Entries taken from a collection
=== Begin Enclosure ===
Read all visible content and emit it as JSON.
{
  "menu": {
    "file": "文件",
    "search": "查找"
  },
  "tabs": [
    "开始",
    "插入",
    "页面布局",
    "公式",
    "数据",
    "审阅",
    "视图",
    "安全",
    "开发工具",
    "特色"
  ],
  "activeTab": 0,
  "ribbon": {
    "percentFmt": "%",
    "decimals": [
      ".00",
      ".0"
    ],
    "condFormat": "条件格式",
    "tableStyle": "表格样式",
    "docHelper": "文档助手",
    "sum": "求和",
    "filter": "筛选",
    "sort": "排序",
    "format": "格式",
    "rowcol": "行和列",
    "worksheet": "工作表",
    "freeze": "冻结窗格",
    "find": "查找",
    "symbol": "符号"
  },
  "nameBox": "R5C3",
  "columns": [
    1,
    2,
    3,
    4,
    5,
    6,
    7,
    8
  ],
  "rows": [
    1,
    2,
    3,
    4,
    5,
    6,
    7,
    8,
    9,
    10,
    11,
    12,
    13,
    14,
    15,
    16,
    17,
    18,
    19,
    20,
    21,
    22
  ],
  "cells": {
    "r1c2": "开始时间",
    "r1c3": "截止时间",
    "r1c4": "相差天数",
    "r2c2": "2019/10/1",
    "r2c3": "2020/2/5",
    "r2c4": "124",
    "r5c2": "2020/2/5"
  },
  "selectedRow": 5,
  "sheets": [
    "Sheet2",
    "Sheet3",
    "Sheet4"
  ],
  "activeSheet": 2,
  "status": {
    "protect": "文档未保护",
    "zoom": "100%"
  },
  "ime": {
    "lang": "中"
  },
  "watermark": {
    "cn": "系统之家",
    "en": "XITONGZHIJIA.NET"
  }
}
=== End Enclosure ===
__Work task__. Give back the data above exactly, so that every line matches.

__Result__.
Read all visible content and emit it as JSON.
{
  "menu": {
    "file": "文件",
    "search": "查找"
  },
  "tabs": [
    "开始",
    "插入",
    "页面布局",
    "公式",
    "数据",
    "审阅",
    "视图",
    "安全",
    "开发工具",
    "特色"
  ],
  "activeTab": 0,
  "ribbon": {
    "percentFmt": "%",
    "decimals": [
      ".00",
      ".0"
    ],
    "condFormat": "条件格式",
    "tableStyle": "表格样式",
    "docHelper": "文档助手",
    "sum": "求和",
    "filter": "筛选",
    "sort": "排序",
    "format": "格式",
    "rowcol": "行和列",
    "worksheet": "工作表",
    "freeze": "冻结窗格",
    "find": "查找",
    "symbol": "符号"
  },
  "nameBox": "R5C3",
  "columns": [
    1,
    2,
    3,
    4,
    5,
    6,
    7,
    8
  ],
  "rows": [
    1,
    2,
    3,
    4,
    5,
    6,
    7,
    8,
    9,
    10,
    11,
    12,
    13,
    14,
    15,
    16,
    17,
    18,
    19,
    20,
    21,
    22
  ],
  "cells": {
    "r1c2": "开始时间",
    "r1c3": "截止时间",
    "r1c4": "相差天数",
    "r2c2": "2019/10/1",
    "r2c3": "2020/2/5",
    "r2c4": "124",
    "r5c2": "2020/2/5"
  },
  "selectedRow": 5,
  "sheets": [
    "Sheet2",
    "Sheet3",
    "Sheet4"
  ],
  "activeSheet": 2,
  "status": {
    "protect": "文档未保护",
    "zoom": "100%"
  },
  "ime": {
    "lang": "中"
  },
  "watermark": {
    "cn": "系统之家",
    "en": "XITONGZHIJIA.NET"
  }
}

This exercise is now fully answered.